“The project that was approved is not what they are now proposing to do,” said Christina Wilkinson, president of the Newtown Historical Society. 

She also questioned the safety of boating on the polluted creek. 

“It’s ridiculous that a so-called environmental organization is promoting recreation on Newtown Creek,” she said. 

The waterway is one of the most polluted in the country, according to Environmental Protection Agency officials. 

In heavy rains, raw sewage and water ends up in the creek, said Queens College microbiologist Eli Dueker, who has studied the site. That’s in addition to the millions of gallons of oil that would up in the water. 

“There’s definitely an ‘eww’ factor,” said Dueker, though he admitted he understood the appeal of boating on the waterway. But “much of Newtown Creek is actually quite beautiful.”  

Read More:

Critics slam plan they say would use public funds to build boathouse in private hotel
New York Daily News - February 1, 2014 - By Clare Trapasso

Curbed - January 30, 2014, by Jessica Dailey

Queens Crap -  January 30, 2014  

New York Shitty
January 29, 2014

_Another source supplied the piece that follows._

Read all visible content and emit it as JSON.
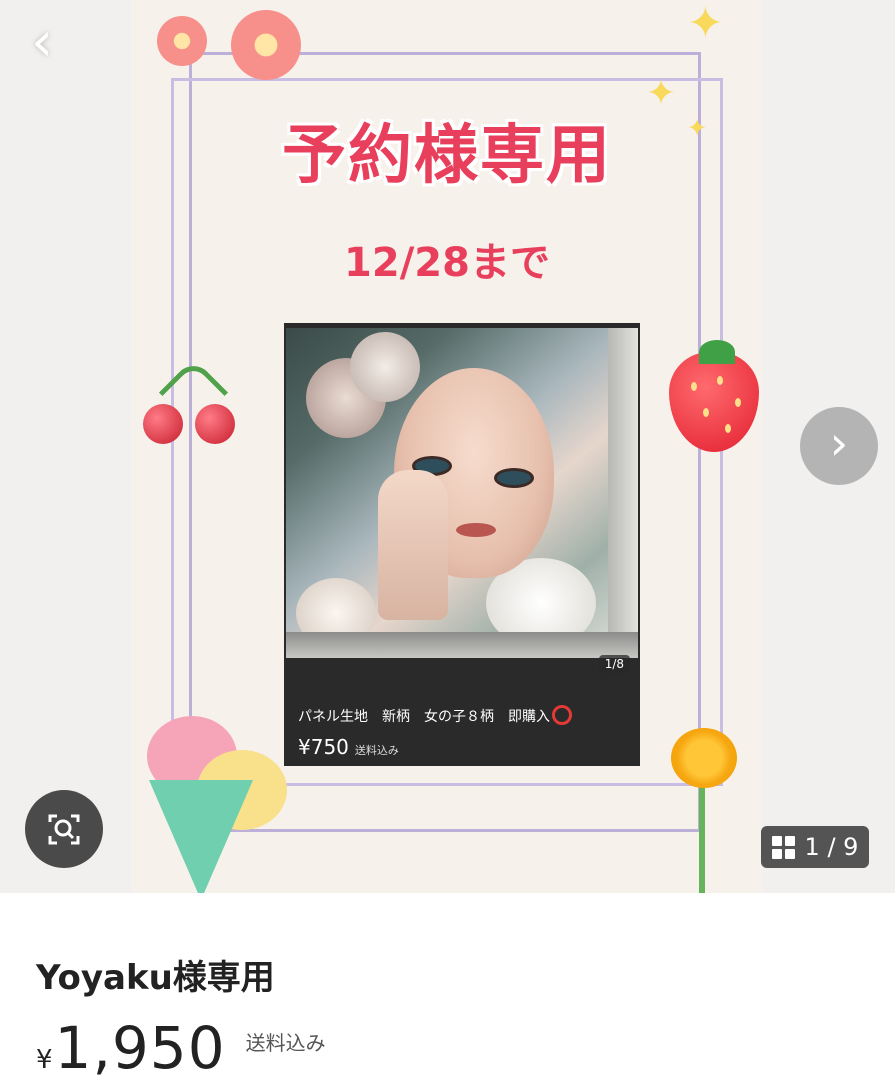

The Brooklyn Paper  -  June 23, 2011-  By Arron Short 

The Brooklyn Paper October 29, 2011 - BY AARON SHORT 

New York Daily News - December 1, 2010 - By Clare Trapasso

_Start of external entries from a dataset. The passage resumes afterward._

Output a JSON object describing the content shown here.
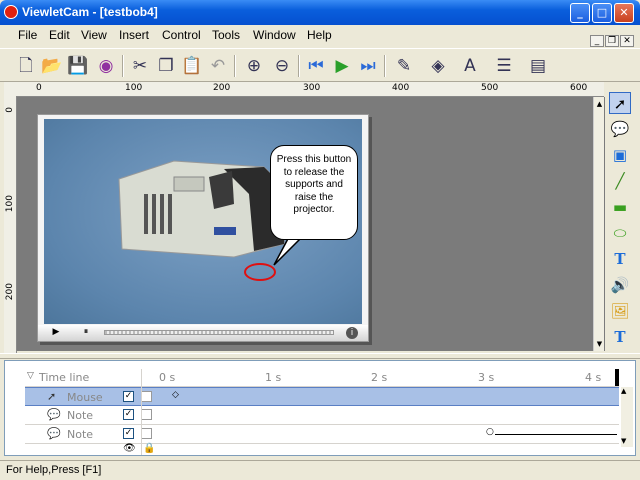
{
  "window": {
    "title": "ViewletCam - [testbob4]"
  },
  "menu": [
    "File",
    "Edit",
    "View",
    "Insert",
    "Control",
    "Tools",
    "Window",
    "Help"
  ],
  "ruler": {
    "h": [
      "0",
      "100",
      "200",
      "300",
      "400",
      "500",
      "600"
    ],
    "v": [
      "0",
      "100",
      "200"
    ]
  },
  "callout": {
    "text": "Press this button to release the supports and raise the projector."
  },
  "timeline": {
    "header": "Time line",
    "ticks": [
      "0 s",
      "1 s",
      "2 s",
      "3 s",
      "4 s"
    ],
    "rows": [
      {
        "label": "Mouse",
        "checked": true
      },
      {
        "label": "Note",
        "checked": true
      },
      {
        "label": "Note",
        "checked": true
      }
    ]
  },
  "status": {
    "text": "For Help,Press [F1]"
  },
  "colors": {
    "titlebar": "#0a5fdc",
    "canvas": "#7b7b7b",
    "highlight_ring": "#e01010",
    "selected_row": "#a8c0e6"
  }
}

Saturday, February 1, 2014

Federal Inaction Causing Delays In Reopening Of Fort Tilden Beach


The federal government cannot say at the time if Fort Tilden Beach will remain closed this summer, two years after Hurricane Sandy hit.  Instead of allocating the proper time and resources to open it the National Park Service has so far relied on volunteer efforts to clean up debris in Fort Tilden Beach part of Gate National Recreation Area. (Photo: Tod Seelie /via gothamist)


It's almost February, and New Yorkers suffering from cabin fever are already dreaming of the day when we can strip down to our trunks and dive into the refreshing bosom of the Atlantic Ocean without fear of frostbite. NYC beaches will reopen on Memorial Day, but due to Hurricane Sandy, the future remains uncertain for the popular beaches at Fort Tilden on the Rockaway Peninsula, according to gothamist.
Although the NYC Parks Department was able to reopen NYC beaches on schedule last summer (seven months after Sandy clobbered the Rockaways), Fort Tilden falls under the auspices of the National Parks Service, which oversees the Gateway National Recreation Area. Unlike the more crowded beaches at Jacob Riis Park just a stone's throw away, the beaches at Fort Tilden have no lifeguards, and its relative seclusion has made Tilden increasingly popular in recent years. But despite volunteer cleanup efforts, federal officials determined that there was too much erosion and debris from the 2012 hurricane to allow the beaches to safely reopen last summer.
It's unclear if summer 2014 will be any different. "We hope so, but it's not ready yet and there's still a lot of work to do," says Daphne Yun, a spokesperson for Gateway National Recreation Area. "The hazardous debris in the sand (metal and broken slabs of concrete from Shore Road) is still in the sand. We had a lot of people volunteer to help last Spring and they were able to clean up all the things that they could. What remains are the bigger things: pieces of metal, broken pieces of concrete from the road."
Asked why, almost a year and a half since the hurricane, there's still so much left to be done, Yun explains, "Gateway is really big. It's 60 miles of coastline—everything was damaged during Sandy, and during the last year our main priority was to open our life guarded beaches, which we did. Secondly, the process of awarding a contract for the cleanup has to go through very specific rules."
Apparently it's a long process! The entity overseeing the cleanup is the Denver Service Center, which is "the central planning, design, and construction management project office for the National Park Service." But according to DSC spokesperson Lindy Allen, the National Park Service is only now "beginning the contracting process for the cleanup of the beach at Fort Tilden." The project is being funded by the Federal Highway Administration.
Yun declined to predict when that contract would be finalized. She also refused to speculate on the odds of Fort Tilden's beaches reopening this summer. But she did stress that reopening the beach "is a priority."
Read More:
gothamist  - January 31, 2014 - By John Del Signore